▶

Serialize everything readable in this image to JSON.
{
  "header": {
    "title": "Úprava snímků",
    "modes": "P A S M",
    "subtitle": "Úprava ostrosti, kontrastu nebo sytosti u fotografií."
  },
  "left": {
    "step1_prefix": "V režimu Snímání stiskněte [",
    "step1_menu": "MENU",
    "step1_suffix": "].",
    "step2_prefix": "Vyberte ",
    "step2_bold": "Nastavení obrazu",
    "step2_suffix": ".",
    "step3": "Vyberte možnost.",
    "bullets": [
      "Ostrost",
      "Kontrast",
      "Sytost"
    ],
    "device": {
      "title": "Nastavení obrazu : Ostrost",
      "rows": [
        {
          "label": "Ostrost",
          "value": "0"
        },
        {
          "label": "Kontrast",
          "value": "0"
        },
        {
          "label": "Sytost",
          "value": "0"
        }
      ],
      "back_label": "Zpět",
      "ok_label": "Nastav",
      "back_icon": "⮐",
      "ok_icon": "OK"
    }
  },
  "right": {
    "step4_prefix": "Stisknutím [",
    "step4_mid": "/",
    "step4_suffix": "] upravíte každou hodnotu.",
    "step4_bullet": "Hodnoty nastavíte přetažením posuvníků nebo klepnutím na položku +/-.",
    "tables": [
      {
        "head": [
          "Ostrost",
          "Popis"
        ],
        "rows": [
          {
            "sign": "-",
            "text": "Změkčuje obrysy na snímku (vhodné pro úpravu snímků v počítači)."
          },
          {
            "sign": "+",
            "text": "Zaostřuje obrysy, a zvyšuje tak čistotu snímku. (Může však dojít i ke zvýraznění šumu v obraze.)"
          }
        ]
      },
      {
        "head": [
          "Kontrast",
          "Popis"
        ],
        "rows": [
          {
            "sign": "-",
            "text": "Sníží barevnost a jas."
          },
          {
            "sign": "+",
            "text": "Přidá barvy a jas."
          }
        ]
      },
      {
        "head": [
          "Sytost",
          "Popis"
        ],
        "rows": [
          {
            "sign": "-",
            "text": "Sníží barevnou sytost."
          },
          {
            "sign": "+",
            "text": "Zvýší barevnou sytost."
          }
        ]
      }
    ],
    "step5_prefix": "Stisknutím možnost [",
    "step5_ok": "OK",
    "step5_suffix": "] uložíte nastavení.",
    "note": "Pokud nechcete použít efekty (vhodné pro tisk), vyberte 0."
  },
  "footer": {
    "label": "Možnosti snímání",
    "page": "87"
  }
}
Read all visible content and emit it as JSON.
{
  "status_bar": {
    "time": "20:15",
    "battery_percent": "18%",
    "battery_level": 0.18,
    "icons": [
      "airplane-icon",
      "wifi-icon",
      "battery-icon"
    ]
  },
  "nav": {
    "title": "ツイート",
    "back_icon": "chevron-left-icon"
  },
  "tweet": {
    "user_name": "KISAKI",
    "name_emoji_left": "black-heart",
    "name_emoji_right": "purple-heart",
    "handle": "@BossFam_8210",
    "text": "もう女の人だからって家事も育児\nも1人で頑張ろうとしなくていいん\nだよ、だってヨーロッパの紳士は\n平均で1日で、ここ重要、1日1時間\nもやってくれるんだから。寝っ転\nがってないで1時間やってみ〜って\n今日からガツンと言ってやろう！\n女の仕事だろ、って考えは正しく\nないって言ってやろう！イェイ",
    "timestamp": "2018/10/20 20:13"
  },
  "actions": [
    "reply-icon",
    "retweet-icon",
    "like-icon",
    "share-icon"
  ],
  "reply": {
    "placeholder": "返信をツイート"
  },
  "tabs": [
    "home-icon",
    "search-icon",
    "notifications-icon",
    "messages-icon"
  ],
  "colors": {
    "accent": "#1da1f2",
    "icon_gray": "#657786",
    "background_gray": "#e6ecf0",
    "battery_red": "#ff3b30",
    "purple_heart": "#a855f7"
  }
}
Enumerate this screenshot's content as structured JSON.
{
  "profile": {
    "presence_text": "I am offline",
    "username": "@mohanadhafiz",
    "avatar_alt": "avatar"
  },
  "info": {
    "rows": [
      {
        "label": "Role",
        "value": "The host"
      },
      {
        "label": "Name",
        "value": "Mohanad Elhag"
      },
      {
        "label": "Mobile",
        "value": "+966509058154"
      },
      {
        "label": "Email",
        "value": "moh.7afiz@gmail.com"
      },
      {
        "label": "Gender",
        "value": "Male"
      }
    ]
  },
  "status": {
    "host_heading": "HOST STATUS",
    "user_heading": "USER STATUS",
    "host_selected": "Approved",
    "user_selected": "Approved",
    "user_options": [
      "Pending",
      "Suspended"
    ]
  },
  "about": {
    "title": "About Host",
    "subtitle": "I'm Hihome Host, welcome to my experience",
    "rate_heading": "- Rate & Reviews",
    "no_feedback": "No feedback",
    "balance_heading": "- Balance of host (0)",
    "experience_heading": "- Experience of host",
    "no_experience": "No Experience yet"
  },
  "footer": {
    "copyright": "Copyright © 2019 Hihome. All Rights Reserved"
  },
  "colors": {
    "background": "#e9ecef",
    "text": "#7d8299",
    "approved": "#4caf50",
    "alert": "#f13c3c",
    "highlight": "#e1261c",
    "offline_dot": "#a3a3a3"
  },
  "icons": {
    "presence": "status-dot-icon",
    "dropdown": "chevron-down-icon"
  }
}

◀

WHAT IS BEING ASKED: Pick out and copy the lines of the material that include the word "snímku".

YOUR SOLUTION:
            "text": "Změkčuje obrysy na snímku (vhodné pro úpravu snímků v počítači)."
            "text": "Zaostřuje obrysy, a zvyšuje tak čistotu snímku. (Může však dojít i ke zvýraznění šumu v obraze.)"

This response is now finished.